I enjoyed all of the presentations and the casual conversations many of us had in the hospitality lounge and various break-out rooms. Again, kudos to the Fest organizers and all of the volunteers who moderated the various rooms and forums–you all did an amazing job!
The one thing I always pick up when hanging with other radio enthusiasts is the type or class of radio they tend to operate the most.
Case in point: I noticed one friend is currently enamored with tube/valve radios–in past years he loved compact DSP portables. Another friend switched from using primarily a portable radio to a Drake R8 series tabletop radio. I noticed that many others have been bitten the SDR bullet since last year.
For many of us, the type of radio we use daily changes over time.
For example, when I first started listening to shortwave in my youth my daily driver was a portable radio.
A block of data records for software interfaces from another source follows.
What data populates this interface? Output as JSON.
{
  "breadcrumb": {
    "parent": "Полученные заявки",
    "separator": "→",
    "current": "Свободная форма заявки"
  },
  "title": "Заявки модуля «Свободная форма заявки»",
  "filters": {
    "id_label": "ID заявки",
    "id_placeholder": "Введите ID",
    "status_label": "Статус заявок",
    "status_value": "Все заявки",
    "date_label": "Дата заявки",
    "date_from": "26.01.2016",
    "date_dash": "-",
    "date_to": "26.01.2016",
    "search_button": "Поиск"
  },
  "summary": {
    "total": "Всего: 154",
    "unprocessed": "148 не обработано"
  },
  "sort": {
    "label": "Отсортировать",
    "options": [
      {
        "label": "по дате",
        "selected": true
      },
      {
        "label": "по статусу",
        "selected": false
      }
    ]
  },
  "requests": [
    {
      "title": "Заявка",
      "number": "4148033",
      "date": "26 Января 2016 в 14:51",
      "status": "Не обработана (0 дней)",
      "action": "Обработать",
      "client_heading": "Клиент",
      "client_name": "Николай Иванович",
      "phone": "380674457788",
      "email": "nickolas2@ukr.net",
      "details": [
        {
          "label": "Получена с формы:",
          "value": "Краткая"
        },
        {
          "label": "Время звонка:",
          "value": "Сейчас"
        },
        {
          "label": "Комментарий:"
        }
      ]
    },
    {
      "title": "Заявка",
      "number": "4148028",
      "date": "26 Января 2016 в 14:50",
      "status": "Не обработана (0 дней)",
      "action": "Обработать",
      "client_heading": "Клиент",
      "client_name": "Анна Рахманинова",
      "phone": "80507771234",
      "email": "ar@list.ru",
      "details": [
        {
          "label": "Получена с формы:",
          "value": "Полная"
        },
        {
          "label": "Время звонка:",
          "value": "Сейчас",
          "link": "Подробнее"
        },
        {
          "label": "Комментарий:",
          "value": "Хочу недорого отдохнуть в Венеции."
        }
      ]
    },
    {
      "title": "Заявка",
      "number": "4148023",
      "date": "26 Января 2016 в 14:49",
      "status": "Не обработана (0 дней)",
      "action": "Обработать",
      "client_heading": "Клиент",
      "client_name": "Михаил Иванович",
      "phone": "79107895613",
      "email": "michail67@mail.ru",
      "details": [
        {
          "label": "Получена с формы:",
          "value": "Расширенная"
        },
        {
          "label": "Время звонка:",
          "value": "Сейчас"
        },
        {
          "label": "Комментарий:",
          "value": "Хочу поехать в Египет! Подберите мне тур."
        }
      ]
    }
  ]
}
When I got my ham license I found that I enjoyed using my general coverage transceiver connected to a multi-band doublet. Later, with the advent of Software Defined Radios, I became an avid SDR enthusiast.
At present, I’m back to using general coverage transceivers (specifically, the Icom IC-705).
Of course, I always have portables and vintage radios on the air, but they’re not my primary, or “daily driver,” these days.
Fastradioburst23 here to let you know about WFCR Flying Carpet Radio this Sunday 12th March 2023 on 9395 kHz at 2200 hrs UTC. Brought to you by the Imaginary Stations crew this is an exotic journey through the skies on what looks like a common or garden floor covering made from thick woven fabric. Don’t be fooled, this carpet flies!
February 9, 2023 – 04:12:00 p.m. UTC – Frequency: 12015kHz
The announcer describes in laudatory and emphatic terms the recent solemn military parade which took place on the night of February 9 to 10 in Kim il-Sung square in Pyongyang. I recorded for 5’40” in order to show the stability of the signal (no fading) but the recording is too long, at least I think so. It’s up to you to cut if this recording catches your attention
The receivers may have improved but I believe that North Korea now uses more modern and more powerful transmitters (200 kW according to the site www.short-wave.info).
Thank you for sharing, Paul!
Spread the radio love
Please support this website by adding us to your whitelist in your ad blocker. Ads are what helps us bring you premium content! Thank you!